Teachers share words of wisdom about college


Dani Wasserman, Staff Writer

Imagine you are in a lecture hall in college with a class of 150 other students and when the first test was scored, you received the lowest grade. Dr. Samuel Martin, coordinator of student transitions, experienced this exact situation during his freshman year of college, which resulted in him changing his perspective and to work harder to improve his grades. 

 “I wish I had been more studious from the start,” Dr. Martin said. “The lesson I learned was that college moved at a much quicker pace with less room for error.”

College expectations reach a different caliber than that of high school. Students must learn and adjust to the new standards while maintaining strong grades and work ethic, which can be a struggle for many. However, there are many different tips and tricks for success in college. For instance, use proven time management skills or find mentors and like-minded peers. 

“The key was learning how to manage my time,” Dr. Martin said. “I scheduled everything-class time, study time, work time, time at the gym, social time, video game time.” 

 Balancing college with daily life can often be a struggle, and as a result, students may give up or fail. Andrew Gallagher, English teacher, has two reasons for not giving up and pushing through the struggle. 

“One is practical: Dropping out of college is expensive–you take on the debt but get none of the benefits,” Gallagher said. “Over the course of your life, you’ll earn quite a bit more with a diploma than without it. The other reason is that pushing through challenges can help you discover who you are and what you genuinely care about.”

Many students who push through the struggles will often begin to question their major. Many will switch their major halfway through college and find something else they are passionate about, which often causes stress. 

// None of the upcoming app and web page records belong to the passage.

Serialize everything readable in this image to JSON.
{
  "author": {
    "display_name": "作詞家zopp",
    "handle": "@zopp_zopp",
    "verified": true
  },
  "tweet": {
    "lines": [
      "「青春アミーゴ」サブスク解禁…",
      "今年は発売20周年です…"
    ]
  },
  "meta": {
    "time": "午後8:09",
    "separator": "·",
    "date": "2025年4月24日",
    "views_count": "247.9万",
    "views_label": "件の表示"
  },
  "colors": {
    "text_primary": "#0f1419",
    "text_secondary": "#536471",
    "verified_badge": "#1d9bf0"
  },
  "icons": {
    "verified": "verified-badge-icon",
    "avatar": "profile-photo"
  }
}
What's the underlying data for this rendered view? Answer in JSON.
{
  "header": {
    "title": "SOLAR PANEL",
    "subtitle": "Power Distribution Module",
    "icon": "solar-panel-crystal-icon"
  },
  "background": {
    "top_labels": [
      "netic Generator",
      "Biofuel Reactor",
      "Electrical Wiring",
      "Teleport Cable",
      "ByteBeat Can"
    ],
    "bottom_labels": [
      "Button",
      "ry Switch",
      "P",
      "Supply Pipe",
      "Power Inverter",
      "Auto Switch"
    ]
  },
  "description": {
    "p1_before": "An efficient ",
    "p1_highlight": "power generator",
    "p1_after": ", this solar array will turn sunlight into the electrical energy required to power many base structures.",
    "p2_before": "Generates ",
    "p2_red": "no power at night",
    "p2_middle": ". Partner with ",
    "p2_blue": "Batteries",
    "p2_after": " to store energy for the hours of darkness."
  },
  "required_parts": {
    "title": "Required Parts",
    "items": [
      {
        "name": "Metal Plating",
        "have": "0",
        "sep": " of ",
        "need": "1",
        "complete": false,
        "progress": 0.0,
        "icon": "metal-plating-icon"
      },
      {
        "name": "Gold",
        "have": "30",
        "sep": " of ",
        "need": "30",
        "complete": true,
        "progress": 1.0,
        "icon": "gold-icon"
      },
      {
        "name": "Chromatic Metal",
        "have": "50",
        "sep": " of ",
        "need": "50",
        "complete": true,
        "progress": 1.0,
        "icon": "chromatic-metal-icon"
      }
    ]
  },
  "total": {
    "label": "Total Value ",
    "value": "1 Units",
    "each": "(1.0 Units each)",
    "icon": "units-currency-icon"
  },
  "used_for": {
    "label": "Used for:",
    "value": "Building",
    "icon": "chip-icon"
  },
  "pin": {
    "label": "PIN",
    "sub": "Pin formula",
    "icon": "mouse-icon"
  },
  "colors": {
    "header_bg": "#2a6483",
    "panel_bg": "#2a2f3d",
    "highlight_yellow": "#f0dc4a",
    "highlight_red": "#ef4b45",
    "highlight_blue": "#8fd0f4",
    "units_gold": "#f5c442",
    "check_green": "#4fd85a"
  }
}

 “I went into college focusing on a professional career-oriented track: journalism, but I was really drawn more to creative writing,” Gallagher said. “I could have been more honest with myself about what I cared about most and saved myself a change in my major.”

Not only is it important to be honest with yourself at the beginning, but also to not be obsessed with the name or reputation of the school. 

“From my personal experience and that of many of my friends, we didn’t need to go to a private (more expensive) college, when we could have saved a lot of money by just going to a public university,” Samuel Llanos, math teacher, said. “The name of the school attracted us there, but we would have done just as well in our careers had we gone somewhere else. What really matters is what you learn there and how you build your skillset to make yourself more marketable than the next person.”